}

This means if you aren't using named options, and you just want to implement an interface that's equivalent to the IConfigureOptions<T> interface, you should look for the special Options.DefaultName value, which is string.Empty. So for example, imagine you have the following implementation of IConfigureOptions<T> which configures the default options instance:

public class ConfigureMySettingsOptions : IConfigureOptions<MySettings>
{
    private readonly CalculatorService _calculator;
    public ConfigureMySettingsOptions(CalculatorService calculator)
    {
        _calculator = calculator;
    }

    public void Configure(MySettings options)
    {
        options.MyValue = _someService.DoComplexCalcaulation();
    }
}

If you want to create a "post" configuration version that only configures the default options, you should use:

public class ConfigureMySettingsOptions : IPostConfigureOptions<MySettings>
{
    private readonly CalculatorService _calculator;
    public ConfigureMySettingsOptions(CalculatorService calculator)
    {
        _calculator = calculator;
    }

    public void PostConfigure(string name, MySettings options)
    {
        // Only run when name == string.Empty
        if(name == Options.Options.DefaultName)
        {
            options.MyValue = _someService.DoComplexCalcaulation();
        }
    }
}

You can add this post configuration class to your DI container using:

public void ConfigureServices(IServiceCollection services)
{
    services.AddSingleton<IPostConfigureOptions<MySettings>, ConfigureMySettingsOptions>();
}

Summary

In this post I showed how you could use PostConfigure<T>() to configure strongly-typed options after all the standard Configure<T>() actions have run.

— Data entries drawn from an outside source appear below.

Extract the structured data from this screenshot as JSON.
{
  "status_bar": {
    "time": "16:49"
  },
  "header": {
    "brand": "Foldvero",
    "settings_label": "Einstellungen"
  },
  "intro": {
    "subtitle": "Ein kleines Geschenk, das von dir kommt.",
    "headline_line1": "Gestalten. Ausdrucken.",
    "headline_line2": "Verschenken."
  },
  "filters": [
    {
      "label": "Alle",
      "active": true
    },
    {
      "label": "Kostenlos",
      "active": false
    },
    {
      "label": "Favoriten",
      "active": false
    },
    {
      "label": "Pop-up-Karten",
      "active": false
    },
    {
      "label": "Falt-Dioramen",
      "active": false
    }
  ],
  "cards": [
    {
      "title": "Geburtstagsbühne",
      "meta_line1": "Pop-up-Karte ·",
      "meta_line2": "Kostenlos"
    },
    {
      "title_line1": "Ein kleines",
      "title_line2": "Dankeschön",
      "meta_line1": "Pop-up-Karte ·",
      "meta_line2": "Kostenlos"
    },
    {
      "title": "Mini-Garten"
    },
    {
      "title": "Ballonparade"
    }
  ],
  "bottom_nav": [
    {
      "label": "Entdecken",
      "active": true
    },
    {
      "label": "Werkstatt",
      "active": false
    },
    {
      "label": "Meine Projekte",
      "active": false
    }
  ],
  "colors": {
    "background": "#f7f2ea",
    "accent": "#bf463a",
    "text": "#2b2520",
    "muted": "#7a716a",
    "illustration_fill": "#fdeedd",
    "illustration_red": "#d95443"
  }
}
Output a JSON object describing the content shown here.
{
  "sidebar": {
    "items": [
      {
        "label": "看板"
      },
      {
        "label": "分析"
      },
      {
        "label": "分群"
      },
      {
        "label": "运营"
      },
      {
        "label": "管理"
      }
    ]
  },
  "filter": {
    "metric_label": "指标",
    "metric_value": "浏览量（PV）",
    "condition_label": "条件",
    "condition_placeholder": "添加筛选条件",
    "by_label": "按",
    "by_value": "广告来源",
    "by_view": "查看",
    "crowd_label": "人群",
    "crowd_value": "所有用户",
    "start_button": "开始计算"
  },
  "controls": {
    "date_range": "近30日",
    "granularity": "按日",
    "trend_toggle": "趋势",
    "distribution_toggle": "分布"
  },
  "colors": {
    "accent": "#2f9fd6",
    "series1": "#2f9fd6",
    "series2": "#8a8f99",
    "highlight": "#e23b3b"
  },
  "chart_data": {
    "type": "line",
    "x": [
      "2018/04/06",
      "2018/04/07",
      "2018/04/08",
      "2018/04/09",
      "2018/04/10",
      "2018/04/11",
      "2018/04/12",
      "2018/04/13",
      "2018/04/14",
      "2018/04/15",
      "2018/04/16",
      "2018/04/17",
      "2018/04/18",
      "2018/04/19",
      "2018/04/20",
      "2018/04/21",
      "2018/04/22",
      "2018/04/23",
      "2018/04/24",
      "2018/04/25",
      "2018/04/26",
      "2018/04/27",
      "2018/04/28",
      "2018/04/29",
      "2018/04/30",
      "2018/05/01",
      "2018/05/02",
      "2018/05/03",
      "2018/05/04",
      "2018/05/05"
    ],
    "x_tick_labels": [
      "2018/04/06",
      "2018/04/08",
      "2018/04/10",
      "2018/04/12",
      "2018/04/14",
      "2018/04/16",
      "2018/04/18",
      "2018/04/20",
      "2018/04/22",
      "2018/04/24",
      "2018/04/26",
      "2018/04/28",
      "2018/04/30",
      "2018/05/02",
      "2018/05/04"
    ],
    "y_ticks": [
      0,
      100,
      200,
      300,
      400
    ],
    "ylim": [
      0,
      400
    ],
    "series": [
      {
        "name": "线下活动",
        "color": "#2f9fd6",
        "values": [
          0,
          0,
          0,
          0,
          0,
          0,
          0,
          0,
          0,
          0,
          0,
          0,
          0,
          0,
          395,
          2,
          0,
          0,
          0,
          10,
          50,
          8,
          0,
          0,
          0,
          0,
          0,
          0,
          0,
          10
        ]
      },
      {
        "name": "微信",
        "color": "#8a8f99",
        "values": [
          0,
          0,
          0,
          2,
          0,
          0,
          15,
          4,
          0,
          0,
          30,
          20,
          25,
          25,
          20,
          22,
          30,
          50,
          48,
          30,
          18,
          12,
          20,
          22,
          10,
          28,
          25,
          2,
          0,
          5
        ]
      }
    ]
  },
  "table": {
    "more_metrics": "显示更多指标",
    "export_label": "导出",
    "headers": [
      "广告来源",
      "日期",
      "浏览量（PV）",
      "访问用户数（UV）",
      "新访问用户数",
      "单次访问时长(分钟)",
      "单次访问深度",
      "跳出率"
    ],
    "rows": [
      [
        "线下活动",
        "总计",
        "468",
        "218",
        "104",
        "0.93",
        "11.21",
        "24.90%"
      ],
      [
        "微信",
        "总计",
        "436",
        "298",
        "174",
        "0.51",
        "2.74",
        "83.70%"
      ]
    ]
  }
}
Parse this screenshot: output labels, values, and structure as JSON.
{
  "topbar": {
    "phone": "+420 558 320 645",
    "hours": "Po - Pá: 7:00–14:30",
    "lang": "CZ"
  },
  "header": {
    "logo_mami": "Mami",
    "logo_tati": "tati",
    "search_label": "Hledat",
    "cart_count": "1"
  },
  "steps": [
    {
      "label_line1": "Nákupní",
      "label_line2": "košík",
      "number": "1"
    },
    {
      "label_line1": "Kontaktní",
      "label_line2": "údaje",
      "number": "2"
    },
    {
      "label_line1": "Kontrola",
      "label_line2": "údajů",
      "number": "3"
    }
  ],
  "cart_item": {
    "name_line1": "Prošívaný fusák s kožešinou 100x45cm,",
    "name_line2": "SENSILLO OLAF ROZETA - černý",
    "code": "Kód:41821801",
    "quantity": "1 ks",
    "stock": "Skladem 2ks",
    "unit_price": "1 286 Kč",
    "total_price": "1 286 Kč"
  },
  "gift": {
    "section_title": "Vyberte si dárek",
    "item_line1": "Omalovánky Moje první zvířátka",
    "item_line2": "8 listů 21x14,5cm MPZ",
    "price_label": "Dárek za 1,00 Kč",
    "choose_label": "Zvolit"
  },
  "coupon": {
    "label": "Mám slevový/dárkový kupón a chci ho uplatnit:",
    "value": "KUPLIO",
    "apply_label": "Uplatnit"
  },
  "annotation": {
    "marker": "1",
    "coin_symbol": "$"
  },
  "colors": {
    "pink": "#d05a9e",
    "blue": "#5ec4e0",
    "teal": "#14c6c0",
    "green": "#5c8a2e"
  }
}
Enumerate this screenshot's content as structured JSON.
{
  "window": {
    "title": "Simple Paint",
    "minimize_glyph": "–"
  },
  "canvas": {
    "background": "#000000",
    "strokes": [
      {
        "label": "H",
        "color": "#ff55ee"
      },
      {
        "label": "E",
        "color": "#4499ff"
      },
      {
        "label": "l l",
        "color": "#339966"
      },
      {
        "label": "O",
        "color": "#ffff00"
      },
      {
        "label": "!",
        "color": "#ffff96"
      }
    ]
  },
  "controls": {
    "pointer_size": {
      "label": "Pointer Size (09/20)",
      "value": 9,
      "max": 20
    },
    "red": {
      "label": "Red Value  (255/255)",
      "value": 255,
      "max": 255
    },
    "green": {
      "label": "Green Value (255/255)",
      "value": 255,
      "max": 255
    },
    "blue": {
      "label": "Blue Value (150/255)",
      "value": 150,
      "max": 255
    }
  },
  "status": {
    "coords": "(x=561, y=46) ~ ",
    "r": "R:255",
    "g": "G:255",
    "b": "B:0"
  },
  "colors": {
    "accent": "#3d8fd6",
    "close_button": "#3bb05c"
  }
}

This is useful as a library author, as it allows you to do things like configure default values only if the user hasn't configured options, or to enforce constraints. As an application user you generally shouldn't need to use PostConfigure<T>() as you can already control the order in which configuration occurs, based on the order you call methods in ConfigureServices().